Most camps have dry rooms planters use to quickly dry their boots and gear, there are shared bathrooms and garbage cans all over the camp.
It’s important to have someone dedicated to cleaning because bears might come around more often if things are sitting around too long.
Clean quarters do a great part in keeping workers feeling great, they’ll notice it and be thankful for it.
Camp assistants will also help with any small labor jobs around the camp.
The geomatician’s job is to interpret the GPS data and provide maps to the crew bosses, the tree planters (If needed), and the brush-cutting crew.
The maps represent the designated patch to re-plant or to clear the competition.
Maps aren’t just provided by the government, the company has to create them in order to maximize its production.
They help the crew boss plan his operations and the tree planters know exactly where they need to plant.
Not all blocks are even and square, many places to replant are long strips or terrain with weird shapes. Without a map, sometimes it can get really confusing to know where you need to plant.
Every good company needs an accountant, of course, tree planting is no different.
It can get complicated to compile all the scores for each tree planter, adjust the price per tree, and deduct the percentage of trees per cassette given by the tree farms.
A good accountant makes everything smoother, helps you deliver your tree-planting and brush-cutting crew with accurate paychecks, and overall keeps everyone happy.
The Project Managers
The project managers execute the strategy for the tree planting side and brush cutting side. They will be hiring staff, hand-picking the crew bosses, betting on contracts, and communicating with the clients.
The Forest Engineer
The forest engineer is the architect behind logging, tree planting, and brush cutting. The best tree-planting companies have a forest engineer in the back end.
Environmental Law Coordinator
You need to uphold environmental law, as your company will be followed and checked.
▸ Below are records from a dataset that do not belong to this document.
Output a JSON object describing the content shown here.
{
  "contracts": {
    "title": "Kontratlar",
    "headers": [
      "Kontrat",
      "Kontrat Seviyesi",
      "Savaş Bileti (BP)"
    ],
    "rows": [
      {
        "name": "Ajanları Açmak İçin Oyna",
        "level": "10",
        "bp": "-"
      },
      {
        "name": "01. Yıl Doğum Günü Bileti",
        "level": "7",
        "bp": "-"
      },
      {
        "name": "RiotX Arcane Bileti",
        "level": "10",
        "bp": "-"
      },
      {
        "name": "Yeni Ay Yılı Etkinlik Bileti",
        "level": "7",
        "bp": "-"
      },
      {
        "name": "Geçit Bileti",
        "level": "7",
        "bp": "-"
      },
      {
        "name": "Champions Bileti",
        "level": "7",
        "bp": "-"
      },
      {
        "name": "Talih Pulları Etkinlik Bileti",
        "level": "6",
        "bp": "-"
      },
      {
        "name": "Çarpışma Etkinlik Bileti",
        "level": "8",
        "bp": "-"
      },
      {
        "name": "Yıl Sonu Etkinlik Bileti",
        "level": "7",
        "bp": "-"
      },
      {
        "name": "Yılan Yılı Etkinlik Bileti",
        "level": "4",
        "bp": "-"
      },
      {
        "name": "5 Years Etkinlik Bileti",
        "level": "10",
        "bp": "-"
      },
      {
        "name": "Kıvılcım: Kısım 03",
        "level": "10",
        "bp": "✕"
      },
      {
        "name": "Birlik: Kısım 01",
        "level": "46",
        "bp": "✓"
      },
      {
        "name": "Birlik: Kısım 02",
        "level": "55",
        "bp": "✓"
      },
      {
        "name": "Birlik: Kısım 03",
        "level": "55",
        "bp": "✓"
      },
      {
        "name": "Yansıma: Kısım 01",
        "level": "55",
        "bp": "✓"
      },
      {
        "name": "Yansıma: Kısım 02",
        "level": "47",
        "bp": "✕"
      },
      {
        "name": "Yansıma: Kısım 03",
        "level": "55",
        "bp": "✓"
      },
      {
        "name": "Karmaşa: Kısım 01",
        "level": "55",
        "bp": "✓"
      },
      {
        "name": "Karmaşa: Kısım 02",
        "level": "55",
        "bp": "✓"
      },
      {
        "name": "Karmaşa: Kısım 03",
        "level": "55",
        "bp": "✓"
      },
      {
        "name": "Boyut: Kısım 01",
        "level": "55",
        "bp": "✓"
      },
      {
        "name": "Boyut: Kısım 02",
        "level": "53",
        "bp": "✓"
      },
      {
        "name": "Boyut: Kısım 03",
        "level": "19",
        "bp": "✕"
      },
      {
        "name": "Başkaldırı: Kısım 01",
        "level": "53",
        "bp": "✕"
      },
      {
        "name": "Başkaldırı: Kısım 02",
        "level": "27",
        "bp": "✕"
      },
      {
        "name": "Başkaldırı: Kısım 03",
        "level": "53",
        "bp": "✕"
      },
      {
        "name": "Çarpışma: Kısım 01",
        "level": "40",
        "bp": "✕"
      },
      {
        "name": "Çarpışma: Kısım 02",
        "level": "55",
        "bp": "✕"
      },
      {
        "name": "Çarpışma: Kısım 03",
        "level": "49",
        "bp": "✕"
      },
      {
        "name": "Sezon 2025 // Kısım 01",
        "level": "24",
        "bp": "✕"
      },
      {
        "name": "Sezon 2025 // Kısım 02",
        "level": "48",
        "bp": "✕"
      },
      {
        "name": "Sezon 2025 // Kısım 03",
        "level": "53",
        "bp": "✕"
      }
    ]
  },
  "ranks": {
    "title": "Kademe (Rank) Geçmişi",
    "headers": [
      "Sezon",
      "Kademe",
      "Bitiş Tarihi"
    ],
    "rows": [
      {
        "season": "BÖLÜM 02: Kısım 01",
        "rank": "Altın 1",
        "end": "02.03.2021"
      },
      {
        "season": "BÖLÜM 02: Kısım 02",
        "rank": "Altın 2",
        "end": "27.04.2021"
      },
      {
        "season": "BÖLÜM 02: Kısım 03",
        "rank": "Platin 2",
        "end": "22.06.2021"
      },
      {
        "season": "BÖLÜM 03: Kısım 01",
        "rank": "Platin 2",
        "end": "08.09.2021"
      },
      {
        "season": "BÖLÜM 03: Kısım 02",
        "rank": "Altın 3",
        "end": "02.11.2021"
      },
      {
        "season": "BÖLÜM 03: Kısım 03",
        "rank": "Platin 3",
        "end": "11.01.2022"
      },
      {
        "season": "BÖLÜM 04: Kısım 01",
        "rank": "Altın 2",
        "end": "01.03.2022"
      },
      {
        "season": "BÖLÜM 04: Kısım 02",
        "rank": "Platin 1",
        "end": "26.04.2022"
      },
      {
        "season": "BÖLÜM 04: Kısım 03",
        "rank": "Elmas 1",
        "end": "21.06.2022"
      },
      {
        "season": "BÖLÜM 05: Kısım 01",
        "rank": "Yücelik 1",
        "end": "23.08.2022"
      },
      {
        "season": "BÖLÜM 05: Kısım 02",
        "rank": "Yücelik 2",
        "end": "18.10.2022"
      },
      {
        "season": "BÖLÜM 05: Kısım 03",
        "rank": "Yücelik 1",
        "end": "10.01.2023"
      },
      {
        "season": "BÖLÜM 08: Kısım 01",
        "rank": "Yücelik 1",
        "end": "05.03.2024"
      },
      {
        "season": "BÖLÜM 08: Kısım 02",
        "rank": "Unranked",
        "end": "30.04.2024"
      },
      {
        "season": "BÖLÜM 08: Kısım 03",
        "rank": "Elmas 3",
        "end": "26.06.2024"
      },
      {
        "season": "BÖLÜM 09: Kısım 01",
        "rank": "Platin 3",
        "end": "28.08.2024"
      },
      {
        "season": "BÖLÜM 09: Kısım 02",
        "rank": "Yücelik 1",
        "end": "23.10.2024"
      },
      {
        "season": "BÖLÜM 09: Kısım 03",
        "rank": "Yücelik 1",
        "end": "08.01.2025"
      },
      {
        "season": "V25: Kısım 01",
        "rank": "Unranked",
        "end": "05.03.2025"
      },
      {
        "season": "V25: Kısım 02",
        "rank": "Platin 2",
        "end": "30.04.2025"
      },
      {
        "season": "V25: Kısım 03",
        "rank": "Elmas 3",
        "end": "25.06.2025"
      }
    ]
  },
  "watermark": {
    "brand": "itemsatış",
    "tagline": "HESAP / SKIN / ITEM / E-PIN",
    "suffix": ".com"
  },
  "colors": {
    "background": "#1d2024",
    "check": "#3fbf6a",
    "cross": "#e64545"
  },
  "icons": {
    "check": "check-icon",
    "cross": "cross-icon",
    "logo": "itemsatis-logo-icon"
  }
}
An environmental law coordinator will communicate with the government and ensure the company respects the law.
Health & Safety Coordinator
Tree planting businesses are labor-heavy companies, which means you will need a health and safety staff to manage the injuries and teach preventative measures to your workers.
There are also laws here to follow, a good health and safety manager will make sure these are followed and respected.
To recap the essentials of a tree planting business, you need the following aspects to run efficiently:
- Staff: Tree planters, quality checkers, brush cutters, crew bosses, delivery drivers, camp cooks, mechanics, camp assistants, geomaticians, an accountant, project managers, environmental & health coordinators, and a forest engineer.
- Contracts: You need to bid and win against other companies for contracts.
- Machinery: Trucks, muskegs, ATVs, generators, pumps, communications, etc.
- Camps: Camps for the staff to live, sleep and shower at.
When you understand all these aspects, you have a good base for a tree planting business plan.
Welcome to the forestry industry!